* What is required *
Please work out how many lines in the entries contain "presenza", then give that number with nothing added.

* Supplied records *
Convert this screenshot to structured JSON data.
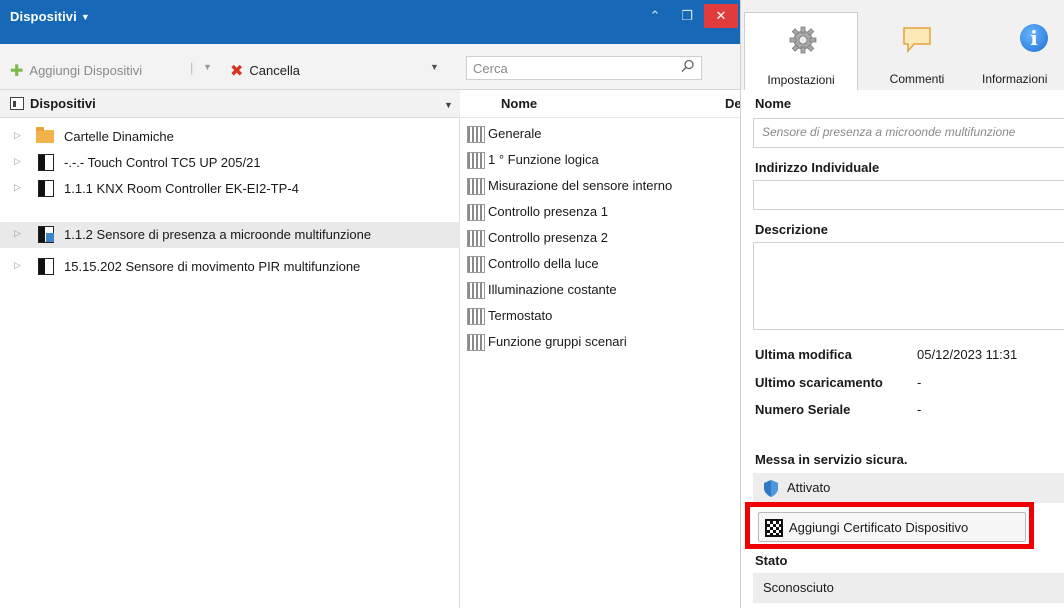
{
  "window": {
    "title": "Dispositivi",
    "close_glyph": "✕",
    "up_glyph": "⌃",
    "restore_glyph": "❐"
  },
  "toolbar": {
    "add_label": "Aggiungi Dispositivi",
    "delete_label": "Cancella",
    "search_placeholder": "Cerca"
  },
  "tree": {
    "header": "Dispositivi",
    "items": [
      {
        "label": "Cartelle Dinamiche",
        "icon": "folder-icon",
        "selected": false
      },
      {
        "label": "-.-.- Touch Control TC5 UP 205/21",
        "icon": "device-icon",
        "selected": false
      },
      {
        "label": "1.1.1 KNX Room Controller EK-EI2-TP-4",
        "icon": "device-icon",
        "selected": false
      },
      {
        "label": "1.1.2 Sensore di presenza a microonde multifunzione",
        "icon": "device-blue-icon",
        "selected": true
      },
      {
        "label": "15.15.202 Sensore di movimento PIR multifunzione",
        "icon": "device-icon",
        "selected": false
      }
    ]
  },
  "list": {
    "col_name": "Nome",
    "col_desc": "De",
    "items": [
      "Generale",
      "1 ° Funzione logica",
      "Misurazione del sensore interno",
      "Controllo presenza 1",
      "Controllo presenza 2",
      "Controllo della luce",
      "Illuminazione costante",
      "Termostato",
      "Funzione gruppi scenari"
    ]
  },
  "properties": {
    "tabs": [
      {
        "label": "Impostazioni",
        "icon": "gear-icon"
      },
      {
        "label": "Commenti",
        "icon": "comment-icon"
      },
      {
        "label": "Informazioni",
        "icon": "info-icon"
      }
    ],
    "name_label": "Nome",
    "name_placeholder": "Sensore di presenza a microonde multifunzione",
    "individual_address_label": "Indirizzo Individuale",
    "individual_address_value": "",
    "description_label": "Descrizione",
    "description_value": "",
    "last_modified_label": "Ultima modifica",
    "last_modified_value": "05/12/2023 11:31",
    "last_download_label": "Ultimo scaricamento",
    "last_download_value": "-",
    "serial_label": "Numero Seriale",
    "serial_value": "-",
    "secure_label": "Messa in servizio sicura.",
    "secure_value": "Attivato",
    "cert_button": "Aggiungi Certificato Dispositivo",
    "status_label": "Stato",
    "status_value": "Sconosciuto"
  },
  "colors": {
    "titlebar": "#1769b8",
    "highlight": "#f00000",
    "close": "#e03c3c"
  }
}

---

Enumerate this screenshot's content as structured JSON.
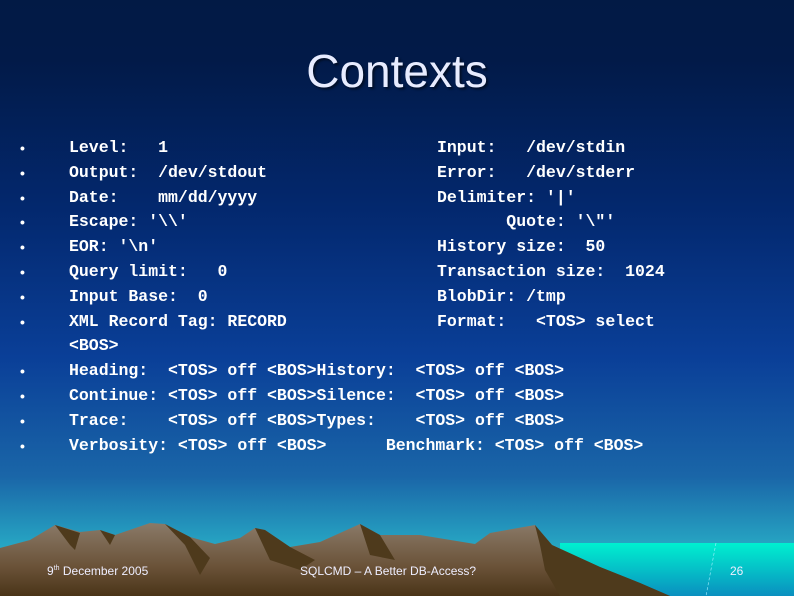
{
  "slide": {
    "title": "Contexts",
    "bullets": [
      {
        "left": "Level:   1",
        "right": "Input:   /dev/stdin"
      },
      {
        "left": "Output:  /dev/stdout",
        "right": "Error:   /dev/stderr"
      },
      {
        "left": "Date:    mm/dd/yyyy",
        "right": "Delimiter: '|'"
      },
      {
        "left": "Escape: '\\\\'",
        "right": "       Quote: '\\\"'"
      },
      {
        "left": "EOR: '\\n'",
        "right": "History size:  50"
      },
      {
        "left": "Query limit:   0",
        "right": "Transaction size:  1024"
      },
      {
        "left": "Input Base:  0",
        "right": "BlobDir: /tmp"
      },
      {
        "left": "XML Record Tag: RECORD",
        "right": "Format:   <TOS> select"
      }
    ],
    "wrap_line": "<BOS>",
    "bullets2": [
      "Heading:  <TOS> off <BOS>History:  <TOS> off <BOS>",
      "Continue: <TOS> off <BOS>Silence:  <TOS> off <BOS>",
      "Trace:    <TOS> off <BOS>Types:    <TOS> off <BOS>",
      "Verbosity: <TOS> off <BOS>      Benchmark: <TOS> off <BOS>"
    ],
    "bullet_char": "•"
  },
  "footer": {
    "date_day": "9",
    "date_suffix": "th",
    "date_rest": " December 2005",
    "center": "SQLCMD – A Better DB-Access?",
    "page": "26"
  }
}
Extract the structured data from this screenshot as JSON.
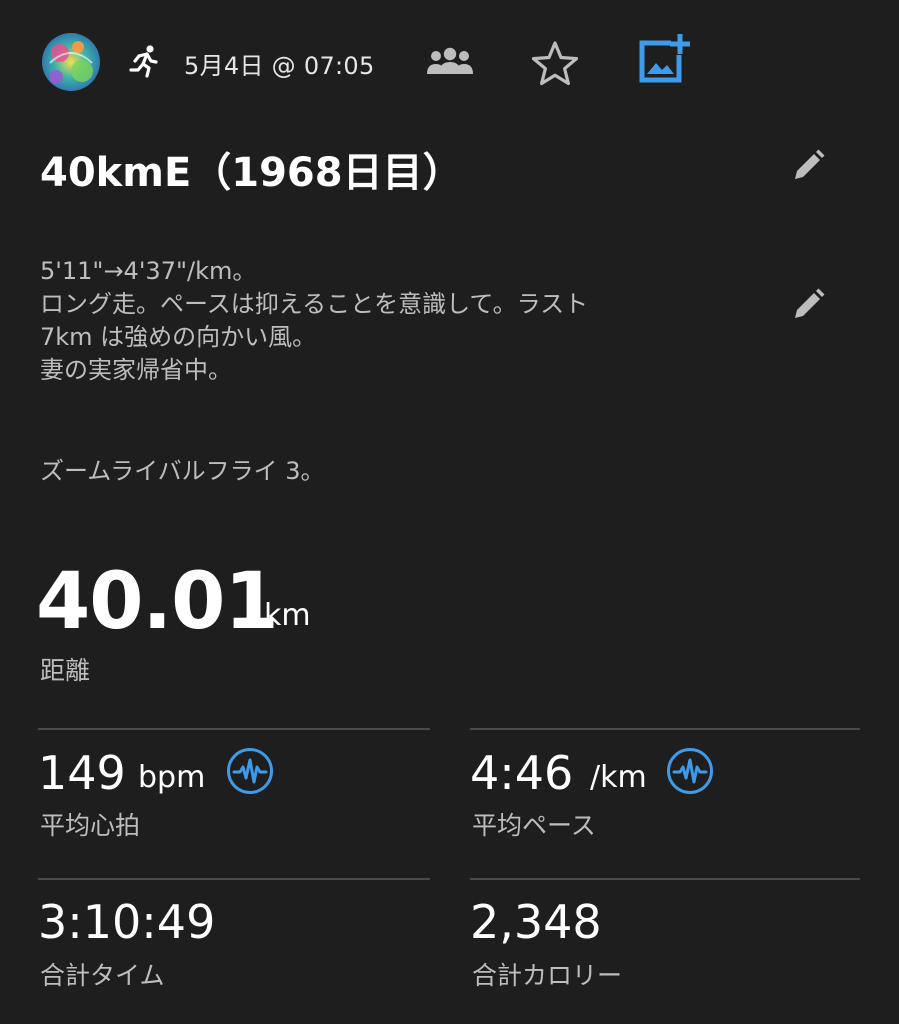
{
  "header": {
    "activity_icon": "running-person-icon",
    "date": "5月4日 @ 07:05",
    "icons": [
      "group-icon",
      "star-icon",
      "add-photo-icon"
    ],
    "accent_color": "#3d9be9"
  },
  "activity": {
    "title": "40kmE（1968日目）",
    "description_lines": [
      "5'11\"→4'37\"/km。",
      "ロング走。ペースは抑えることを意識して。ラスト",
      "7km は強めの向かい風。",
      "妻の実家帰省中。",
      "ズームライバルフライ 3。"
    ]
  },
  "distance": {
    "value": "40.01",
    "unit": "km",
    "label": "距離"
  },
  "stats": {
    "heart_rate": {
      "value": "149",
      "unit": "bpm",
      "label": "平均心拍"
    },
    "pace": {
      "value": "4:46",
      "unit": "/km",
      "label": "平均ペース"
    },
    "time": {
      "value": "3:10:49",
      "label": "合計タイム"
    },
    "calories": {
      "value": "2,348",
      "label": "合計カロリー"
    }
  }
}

* Exercise output *
4